"Owen Arthur Bradshaw watched as the little girl was tied up with lace andsilk. He jostled the warm rum in his glass and listened to the wind.
The storm outside wasn’t a hurricane. Just a tropical gale. It was the season for storms. Lightning slated through the heavy wooden shutters that were closed but unfastened. The thunder was coming through the walls built with blue bitch stone. There was no one outside walking in the rain. That sort of thing was avoided...." READ MORE
MacArthur Fellow and author Richard Powers joined The Nouveau Classical Project and Kamea String Quartet for an unforgettable event surrounding the musical references of Orfeo.
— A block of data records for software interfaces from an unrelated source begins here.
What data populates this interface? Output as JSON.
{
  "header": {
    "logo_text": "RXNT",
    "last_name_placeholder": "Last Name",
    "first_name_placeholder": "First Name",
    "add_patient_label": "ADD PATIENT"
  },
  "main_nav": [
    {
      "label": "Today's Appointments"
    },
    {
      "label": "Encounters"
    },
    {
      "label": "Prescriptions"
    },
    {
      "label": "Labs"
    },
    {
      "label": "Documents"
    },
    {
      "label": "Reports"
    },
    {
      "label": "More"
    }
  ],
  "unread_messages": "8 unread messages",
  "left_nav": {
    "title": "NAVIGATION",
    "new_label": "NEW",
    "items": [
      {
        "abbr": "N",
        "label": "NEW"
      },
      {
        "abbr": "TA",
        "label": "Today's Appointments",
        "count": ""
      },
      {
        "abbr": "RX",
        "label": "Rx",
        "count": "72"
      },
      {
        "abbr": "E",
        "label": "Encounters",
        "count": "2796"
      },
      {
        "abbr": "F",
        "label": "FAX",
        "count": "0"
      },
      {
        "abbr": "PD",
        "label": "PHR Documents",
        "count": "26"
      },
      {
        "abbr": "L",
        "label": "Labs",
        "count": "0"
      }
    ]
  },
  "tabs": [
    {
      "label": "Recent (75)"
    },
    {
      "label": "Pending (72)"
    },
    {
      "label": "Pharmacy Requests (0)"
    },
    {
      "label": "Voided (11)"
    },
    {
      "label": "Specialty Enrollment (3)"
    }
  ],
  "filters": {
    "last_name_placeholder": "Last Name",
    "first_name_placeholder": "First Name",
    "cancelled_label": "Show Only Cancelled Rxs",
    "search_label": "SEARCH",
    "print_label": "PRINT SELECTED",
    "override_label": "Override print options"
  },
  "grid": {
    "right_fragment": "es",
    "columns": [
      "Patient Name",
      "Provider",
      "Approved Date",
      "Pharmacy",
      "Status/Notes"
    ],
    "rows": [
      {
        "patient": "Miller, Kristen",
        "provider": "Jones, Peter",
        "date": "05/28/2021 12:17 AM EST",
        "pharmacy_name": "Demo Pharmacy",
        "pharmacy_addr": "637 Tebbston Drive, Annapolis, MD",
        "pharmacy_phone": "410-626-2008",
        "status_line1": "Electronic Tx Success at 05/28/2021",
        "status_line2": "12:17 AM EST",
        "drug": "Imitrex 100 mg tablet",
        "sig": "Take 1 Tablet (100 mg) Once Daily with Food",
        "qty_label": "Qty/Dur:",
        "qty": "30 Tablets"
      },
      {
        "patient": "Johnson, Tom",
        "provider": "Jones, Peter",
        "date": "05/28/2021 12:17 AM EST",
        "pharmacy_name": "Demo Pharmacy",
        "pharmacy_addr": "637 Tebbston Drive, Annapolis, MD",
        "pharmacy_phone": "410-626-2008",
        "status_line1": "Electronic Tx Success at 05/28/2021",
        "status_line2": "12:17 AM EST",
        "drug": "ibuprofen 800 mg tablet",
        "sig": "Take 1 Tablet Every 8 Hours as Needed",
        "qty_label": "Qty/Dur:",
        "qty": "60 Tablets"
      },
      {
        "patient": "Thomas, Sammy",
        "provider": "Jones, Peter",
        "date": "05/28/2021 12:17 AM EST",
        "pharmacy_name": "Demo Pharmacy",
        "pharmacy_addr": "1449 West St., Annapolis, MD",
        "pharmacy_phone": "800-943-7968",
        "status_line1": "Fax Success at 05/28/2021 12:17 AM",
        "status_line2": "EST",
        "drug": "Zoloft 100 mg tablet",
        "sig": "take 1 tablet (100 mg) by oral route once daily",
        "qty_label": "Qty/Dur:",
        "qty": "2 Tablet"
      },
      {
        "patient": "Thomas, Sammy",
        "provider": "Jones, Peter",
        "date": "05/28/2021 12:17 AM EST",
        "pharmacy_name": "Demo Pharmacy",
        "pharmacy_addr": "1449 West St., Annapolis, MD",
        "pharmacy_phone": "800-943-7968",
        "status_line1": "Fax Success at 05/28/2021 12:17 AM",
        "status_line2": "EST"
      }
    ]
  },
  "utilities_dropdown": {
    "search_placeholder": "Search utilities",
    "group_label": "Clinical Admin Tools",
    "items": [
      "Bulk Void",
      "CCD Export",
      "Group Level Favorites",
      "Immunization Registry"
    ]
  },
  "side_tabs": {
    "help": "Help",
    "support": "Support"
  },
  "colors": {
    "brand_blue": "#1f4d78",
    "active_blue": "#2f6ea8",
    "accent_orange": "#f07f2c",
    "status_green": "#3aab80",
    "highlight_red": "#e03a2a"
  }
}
2014 Summer Literary Seminars/Center for Fiction prize winner
Four reasons for Edith's body to fidget: the scentless pillow case, the scratchy sheets, the removal of the left breast, the downshift of the morphine. One thing Mort does, downstairs in the den, lodged securely in his olive La-Z-Boy: slide his hand between the cushion and the side. What he finds there: his missing MedicAlert bracelet. Well I'll be a monkey. Two hiding places he had checked: his motorcycle saddlebag, wrapped around the insinkerator blades. Two origin stories about the bracelet: the shrapnel poking at his lung, his mate Johnson pushed it on him right after the mortar split Johnson's leg like a log.
On Thursday, November 6, Michelle read from and discussed Fog Island Mountains, winner of The Center's 2013 Christopher Doheny Award. In this short essay she talks about understanding grief both privately and publicly, and how she dealt with these themes in her book. READ MORE
Founded in 1997 by then Center director Harold Augenbraum, the Proust Society's mission is to encourage the reading, study and enjoyment of the work of Marcel Proust. The Society presents lectures for the public and members take part in groups that read and discuss Proust's masterpiece, À la recherche du temps perdu.